In sum, was the early conception of IS an offspring of the old Baath party? Or was it completely separate, with no connection at all? Reality is probably a bit of a mix of both. IS has been influenced by ex-Baath party members but embraced a new ideology, Salafism-Jihadism.
A legacy of violence
All this considered, has IS’s “religiosity” been somewhat overstated by some commentators, leading to downplay its quest for political power aided by former Baathists? Even though the spread of Salafism among Sunni communities in Iraq favoured its hegemonic enterprise, the so-called “religious” propaganda of IS must be considered with caution.
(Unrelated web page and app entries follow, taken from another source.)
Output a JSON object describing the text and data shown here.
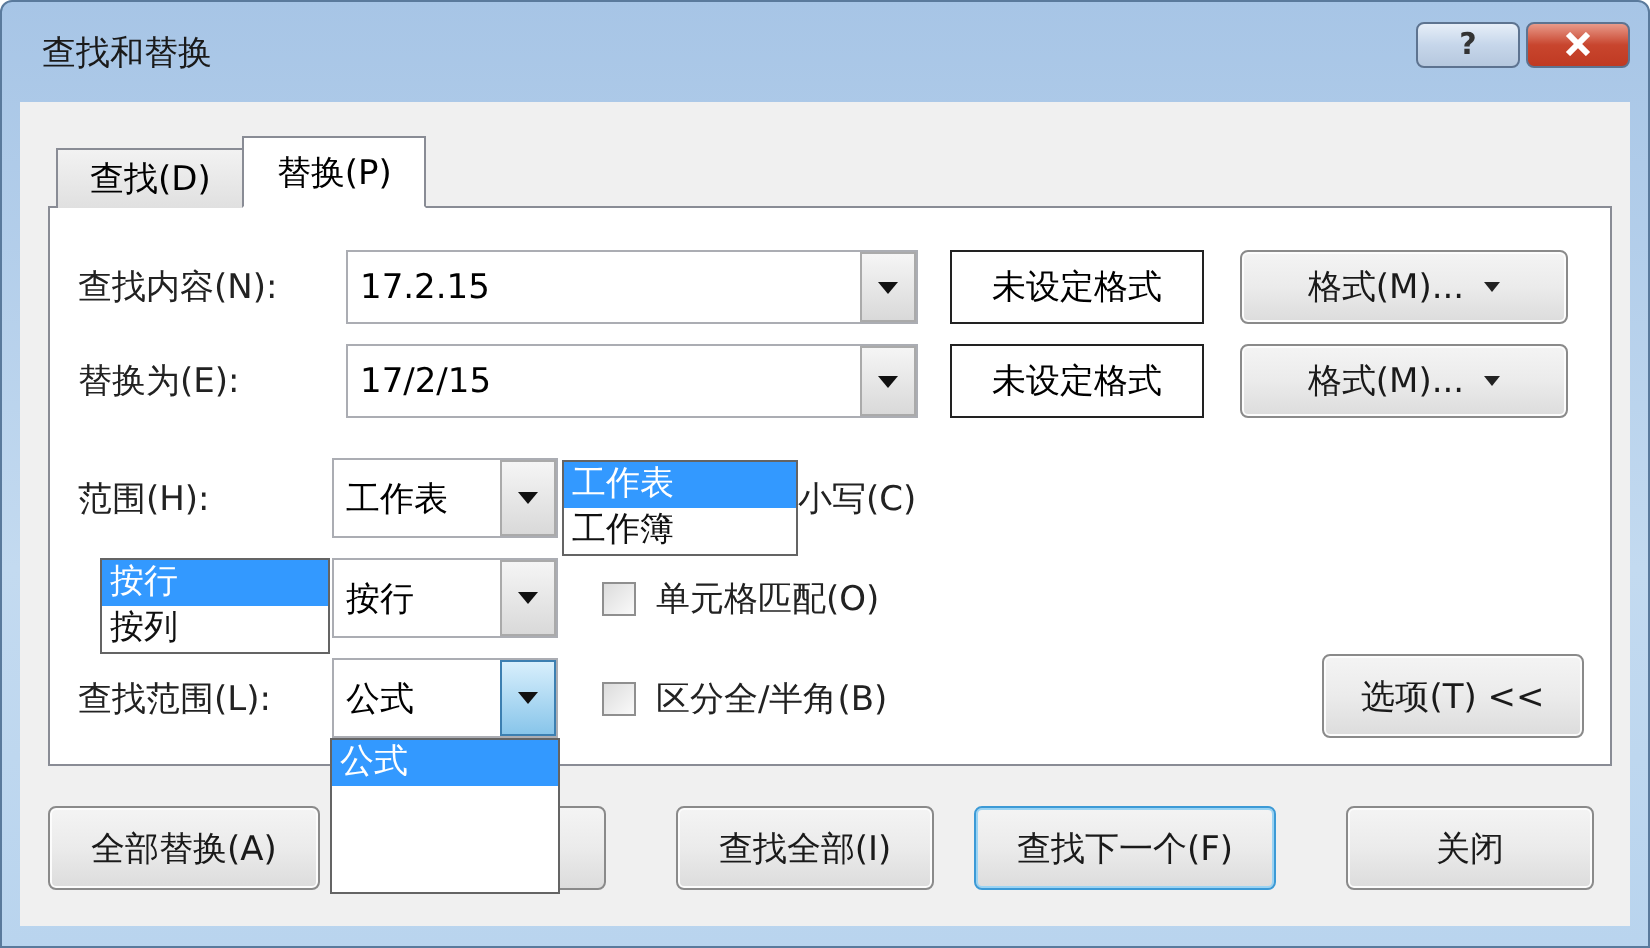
{
  "window": {
    "title": "查找和替换",
    "help_button": "?"
  },
  "tabs": [
    {
      "label": "查找(D)",
      "selected": false
    },
    {
      "label": "替换(P)",
      "selected": true
    }
  ],
  "fields": [
    {
      "label": "查找内容(N):",
      "value": "17.2.15",
      "format_status": "未设定格式",
      "format_button": "格式(M)..."
    },
    {
      "label": "替换为(E):",
      "value": "17/2/15",
      "format_status": "未设定格式",
      "format_button": "格式(M)..."
    }
  ],
  "combos": [
    {
      "label": "范围(H):",
      "value": "工作表",
      "active": false,
      "kind": "right",
      "popup": [
        {
          "label": "工作表",
          "selected": true
        },
        {
          "label": "工作簿",
          "selected": false
        }
      ]
    },
    {
      "value": "按行",
      "active": false,
      "kind": "left",
      "popup": [
        {
          "label": "按行",
          "selected": true
        },
        {
          "label": "按列",
          "selected": false
        }
      ]
    },
    {
      "label": "查找范围(L):",
      "value": "公式",
      "active": true,
      "kind": "below",
      "popup": [
        {
          "label": "公式",
          "selected": true
        }
      ]
    }
  ],
  "checkboxes": [
    {
      "kind": "covered",
      "label": "小写(C)"
    },
    {
      "kind": "checkbox",
      "label": "单元格匹配(O)",
      "checked": false
    },
    {
      "kind": "checkbox",
      "label": "区分全/半角(B)",
      "checked": false
    }
  ],
  "options_button": "选项(T) <<",
  "buttons": [
    {
      "kind": "button",
      "label": "全部替换(A)",
      "default": false
    },
    {
      "kind": "covered"
    },
    {
      "kind": "button",
      "label": "查找全部(I)",
      "default": false
    },
    {
      "kind": "button",
      "label": "查找下一个(F)",
      "default": true
    },
    {
      "kind": "button",
      "label": "关闭",
      "default": false
    }
  ]
}
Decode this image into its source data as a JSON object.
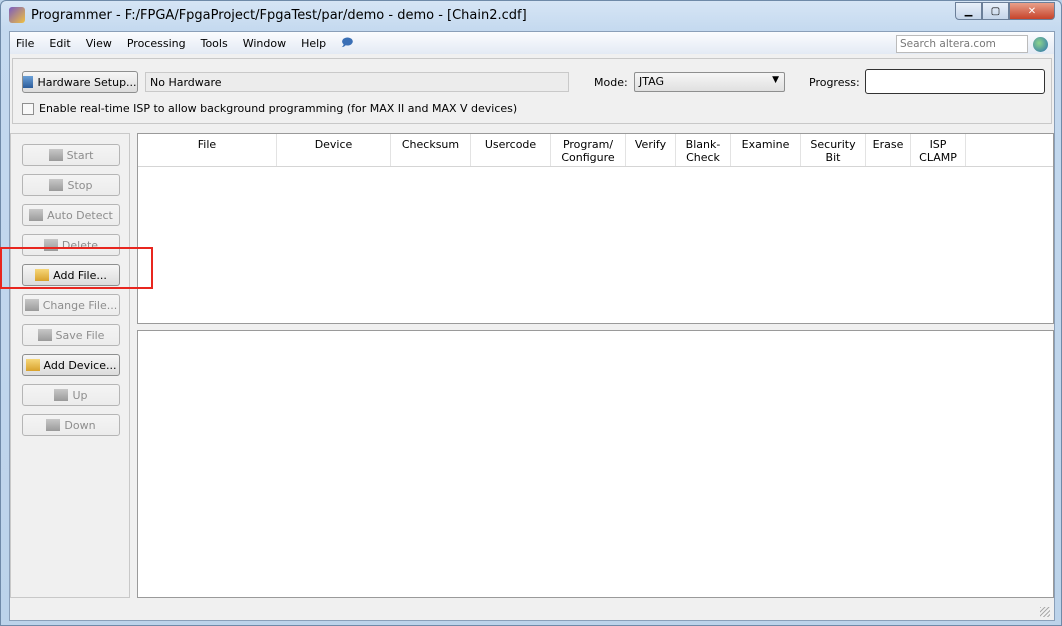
{
  "window": {
    "title": "Programmer - F:/FPGA/FpgaProject/FpgaTest/par/demo - demo - [Chain2.cdf]"
  },
  "menu": [
    "File",
    "Edit",
    "View",
    "Processing",
    "Tools",
    "Window",
    "Help"
  ],
  "search": {
    "placeholder": "Search altera.com"
  },
  "toolbar": {
    "hardware_setup": "Hardware Setup...",
    "hardware_value": "No Hardware",
    "mode_label": "Mode:",
    "mode_value": "JTAG",
    "progress_label": "Progress:",
    "isp_checkbox": "Enable real-time ISP to allow background programming (for MAX II and MAX V devices)",
    "isp_checked": false
  },
  "side_buttons": [
    {
      "label": "Start",
      "enabled": false,
      "icon": "start-icon"
    },
    {
      "label": "Stop",
      "enabled": false,
      "icon": "stop-icon"
    },
    {
      "label": "Auto Detect",
      "enabled": false,
      "icon": "auto-detect-icon"
    },
    {
      "label": "Delete",
      "enabled": false,
      "icon": "delete-icon"
    },
    {
      "label": "Add File...",
      "enabled": true,
      "icon": "folder-icon"
    },
    {
      "label": "Change File...",
      "enabled": false,
      "icon": "change-file-icon"
    },
    {
      "label": "Save File",
      "enabled": false,
      "icon": "save-icon"
    },
    {
      "label": "Add Device...",
      "enabled": true,
      "icon": "add-device-icon"
    },
    {
      "label": "Up",
      "enabled": false,
      "icon": "up-arrow-icon"
    },
    {
      "label": "Down",
      "enabled": false,
      "icon": "down-arrow-icon"
    }
  ],
  "columns": [
    "File",
    "Device",
    "Checksum",
    "Usercode",
    "Program/\nConfigure",
    "Verify",
    "Blank-\nCheck",
    "Examine",
    "Security\nBit",
    "Erase",
    "ISP\nCLAMP"
  ],
  "colors": {
    "highlight": "#e8261f"
  }
}
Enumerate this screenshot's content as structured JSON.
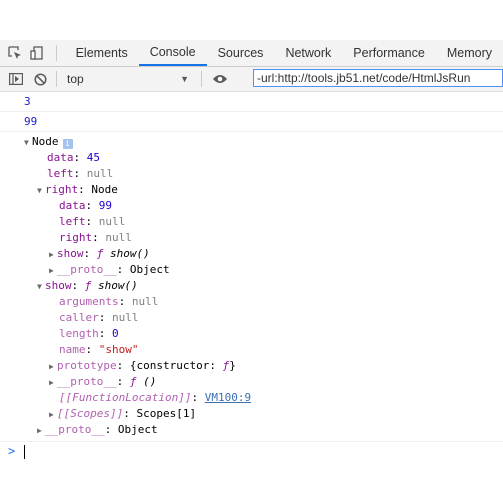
{
  "tabs": [
    "Elements",
    "Console",
    "Sources",
    "Network",
    "Performance",
    "Memory"
  ],
  "active_tab": "Console",
  "toolbar": {
    "context": "top",
    "filter_value": "-url:http://tools.jb51.net/code/HtmlJsRun"
  },
  "messages": [
    "3",
    "99"
  ],
  "tree": {
    "root_label": "Node",
    "l1": {
      "key": "data",
      "val": "45"
    },
    "l2": {
      "key": "left",
      "val": "null"
    },
    "l3": {
      "key": "right",
      "val": "Node"
    },
    "l4": {
      "key": "data",
      "val": "99"
    },
    "l5": {
      "key": "left",
      "val": "null"
    },
    "l6": {
      "key": "right",
      "val": "null"
    },
    "l7": {
      "key": "show",
      "val1": "ƒ",
      "val2": "show()"
    },
    "l8": {
      "key": "__proto__",
      "val": "Object"
    },
    "l9": {
      "key": "show",
      "val1": "ƒ",
      "val2": "show()"
    },
    "l10": {
      "key": "arguments",
      "val": "null"
    },
    "l11": {
      "key": "caller",
      "val": "null"
    },
    "l12": {
      "key": "length",
      "val": "0"
    },
    "l13": {
      "key": "name",
      "val": "\"show\""
    },
    "l14": {
      "key": "prototype",
      "val1": "{constructor: ",
      "val2": "ƒ",
      "val3": "}"
    },
    "l15": {
      "key": "__proto__",
      "val1": "ƒ",
      "val2": "()"
    },
    "l16": {
      "key": "[[FunctionLocation]]",
      "val": "VM100:9"
    },
    "l17": {
      "key": "[[Scopes]]",
      "val": "Scopes[1]"
    },
    "l18": {
      "key": "__proto__",
      "val": "Object"
    }
  },
  "prompt_symbol": ">"
}
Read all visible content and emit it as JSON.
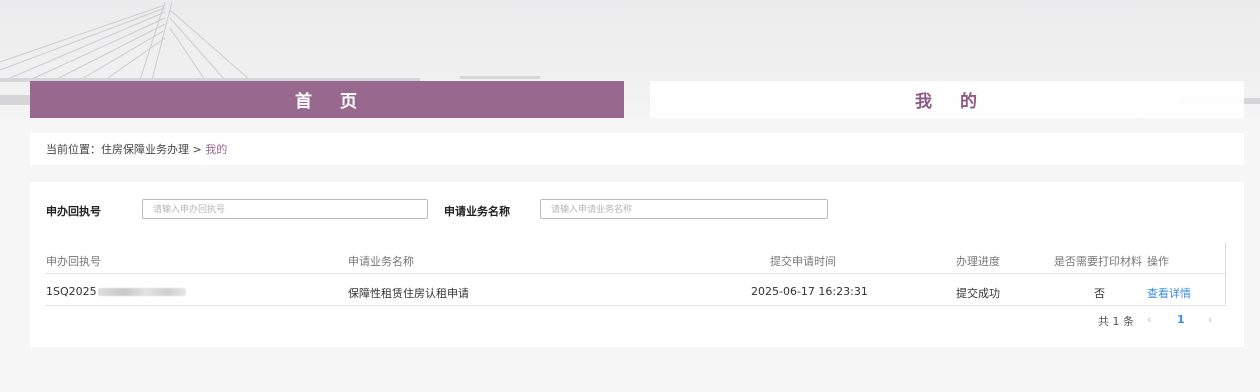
{
  "nav": {
    "home": "首 页",
    "mine": "我 的"
  },
  "breadcrumb": {
    "prefix": "当前位置：住房保障业务办理 > ",
    "current": "我的"
  },
  "search": {
    "receipt_label": "申办回执号",
    "receipt_placeholder": "请输入申办回执号",
    "business_label": "申请业务名称",
    "business_placeholder": "请输入申请业务名称"
  },
  "table": {
    "headers": [
      "申办回执号",
      "申请业务名称",
      "提交申请时间",
      "办理进度",
      "是否需要打印材料",
      "操作"
    ],
    "rows": [
      {
        "receipt": "1SQ2025",
        "business": "保障性租赁住房认租申请",
        "time": "2025-06-17 16:23:31",
        "progress": "提交成功",
        "print": "否",
        "action": "查看详情"
      }
    ]
  },
  "pagination": {
    "total": "共 1 条",
    "prev": "‹",
    "page": "1",
    "next": "›"
  },
  "colors": {
    "accent": "#98688f",
    "link": "#3a8de0"
  }
}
One can argue, indeed, that the group’s ostentatious religiosity is not what attracted Baath party members and nationalists. One can also assume that the group’s leaders used an “Islamist cover” to serve their political goals, separately (or not) from their old Baathist belonging.
The propagation of Salafism in Iraq was prior to the embargo of the 1990s and took root in Sunni circles – including the regime’s own military and security personnel – during the war against Iran (1980-1988). At the time, piety gave hope to those who no longer believed in Arab and Iraqi nationalism as a vehicle for restoring the country’s dignity.
Moreover, a deliquescent Baathist ideology – originally secular – paved the way for the expansion of the rigorist Sunni doctrine. If proof were needed, in 1993 Saddam Hussein launched his notorious “national faith campaign” (al-hamla al-wataniyya al-imaniyya) to make Islam a political resource and regain standing and legitimacy in the eyes of his people. This campaign favoured the development of puritan Islam among the Sunni community, its Salafist version in particular.
To date, the former regime has also survived through a legacy of violence and tyranny that IS embodied in its most accomplished form between 2014 and 2017. Thousands of young Iraqi Sunnis – some of whom later turned jihadists – grew up in a world extreme brutality and inherited a totalitarian conception of society.
Like the Baathist ideology in its time, IS’s takfirist discourse, excommunicating Muslims on the basis of their supposed apostasy and promoted by Jordanian jihadist Abu Musab al-Zarqawi and his Iraqi followers, is inseparable from the cycles of civil conflict that have plagued Iraq. It may re-erupt as IS has not been entirely defeated on the ground.
Myriam Benraad, Professeure assistante en science politique, Leiden University
This article was originally published on The Conversation. Read the original article.